With machine learning models, Pearl can forecast patient spending, identify those who are likely to become HCHN in the near future, and assist PCPs in making intelligent decisions about which patients may benefit most from their attention. This can contribute to solving the broader challenge of successfully intervening and improving patient outcomes — i.e., not just finding out who’s at risk, but figuring out how to help. Doing so will benefit both the PCP and the patient. With these models, Pearl can assist physicians in the clinical decision process and bring treatments to patients who need it most when they need it most. As a result, patient care may be significantly improved, as these models allow for earlier and more effective interventions.

Risk prediction models are incredibly useful tools that recognize the underlying patterns common to patients who will go on to become HCHN. At Pearl, these machine learning models allow us to look towards the future and target intervention on patients when it’s most impactful, improving outcomes and lowering spend.

Our Technology

Platform and services that empower providers to deliver better quality care at a lower cost
  1. Everything you need to know about risk prediction models.
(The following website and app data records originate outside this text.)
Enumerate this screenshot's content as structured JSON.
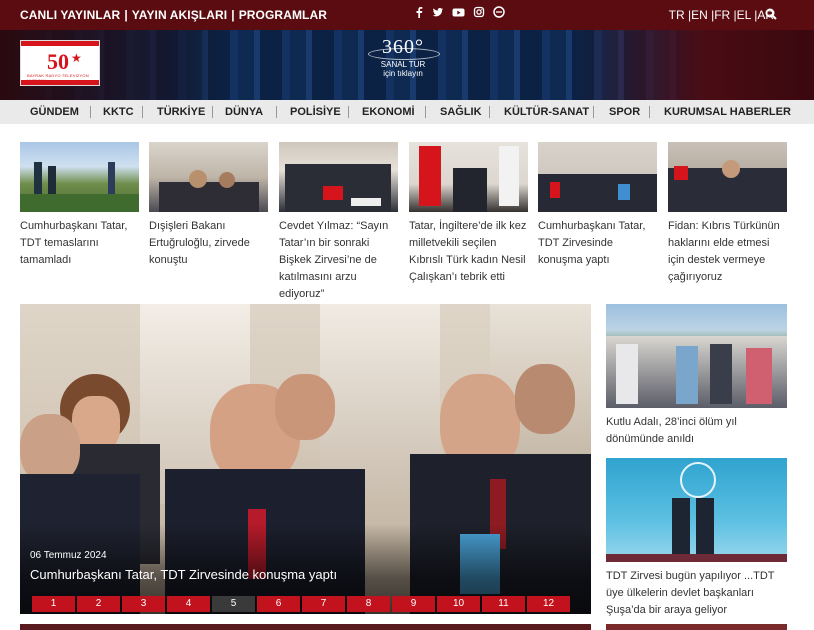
{
  "topbar": {
    "links": [
      "CANLI YAYINLAR",
      "YAYIN AKIŞLARI",
      "PROGRAMLAR"
    ],
    "separator": "|",
    "social_icons": [
      "facebook-icon",
      "twitter-icon",
      "youtube-icon",
      "instagram-icon",
      "edge-icon"
    ],
    "languages": "TR |EN |FR |EL |AR",
    "search_icon": "search-icon"
  },
  "banner": {
    "tour_big": "360°",
    "tour_line1": "SANAL TUR",
    "tour_line2": "için tıklayın"
  },
  "logo": {
    "number": "50",
    "tagline": "BAYRAK RADYO TELEVİZYON KURUMU"
  },
  "nav": {
    "items": [
      "GÜNDEM",
      "KKTC",
      "TÜRKİYE",
      "DÜNYA",
      "POLİSİYE",
      "EKONOMİ",
      "SAĞLIK",
      "KÜLTÜR-SANAT",
      "SPOR",
      "KURUMSAL HABERLER"
    ]
  },
  "news_thumbs": [
    {
      "caption": "Cumhurbaşkanı Tatar, TDT temaslarını tamamladı"
    },
    {
      "caption": "Dışişleri Bakanı Ertuğruloğlu, zirvede konuştu"
    },
    {
      "caption": "Cevdet Yılmaz: “Sayın Tatar’ın bir sonraki Bişkek Zirvesi’ne de katılmasını arzu ediyoruz”"
    },
    {
      "caption": "Tatar, İngiltere’de ilk kez milletvekili seçilen Kıbrıslı Türk kadın Nesil Çalışkan’ı tebrik etti"
    },
    {
      "caption": "Cumhurbaşkanı Tatar, TDT Zirvesinde konuşma yaptı"
    },
    {
      "caption": "Fidan: Kıbrıs Türkünün haklarını elde etmesi için destek vermeye çağırıyoruz"
    }
  ],
  "hero": {
    "date": "06 Temmuz 2024",
    "title": "Cumhurbaşkanı Tatar, TDT Zirvesinde konuşma yaptı",
    "pages": [
      "1",
      "2",
      "3",
      "4",
      "5",
      "6",
      "7",
      "8",
      "9",
      "10",
      "11",
      "12"
    ],
    "active_page": "5"
  },
  "side_news": [
    {
      "caption": "Kutlu Adalı, 28’inci ölüm yıl dönümünde anıldı"
    },
    {
      "caption": "TDT Zirvesi bugün yapılıyor ...TDT üye ülkelerin devlet başkanları Şuşa’da bir araya geliyor"
    }
  ]
}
Express Analytics.” Express Analytics. September 2, 2022.
  2. Ursula de Ruijter MD, et al. “Prediction Models for Future High-Need High-Cost Healthcare Use: A Systematic Review.” Journal of General Internal Medicine, January 11, 2022.
  3. Chengliang Yang, et al. “Machine learning approaches for predicting high cost high need patient expenditures in health care.” BioMedical Engineering OnLine, November 20, 2018.
  4. Andrew W. Huang, et al. “Multivariable Prediction Models for Health Care Spending Using Machine Learning: A Protocol of a Systematic Review.” Diagnostic and Prognostic Research, March 24, 2022.
  5. Robert F. Wolff, et al. “PROBAST: A Tool to Assess the Risk of Bias and Applicability of Prediction Model Studies.” Annals of Internal Medicine, January 1, 2019.
Reina Squires, Data Science Intern

Reina Squires

Data Science Intern, Pearl Health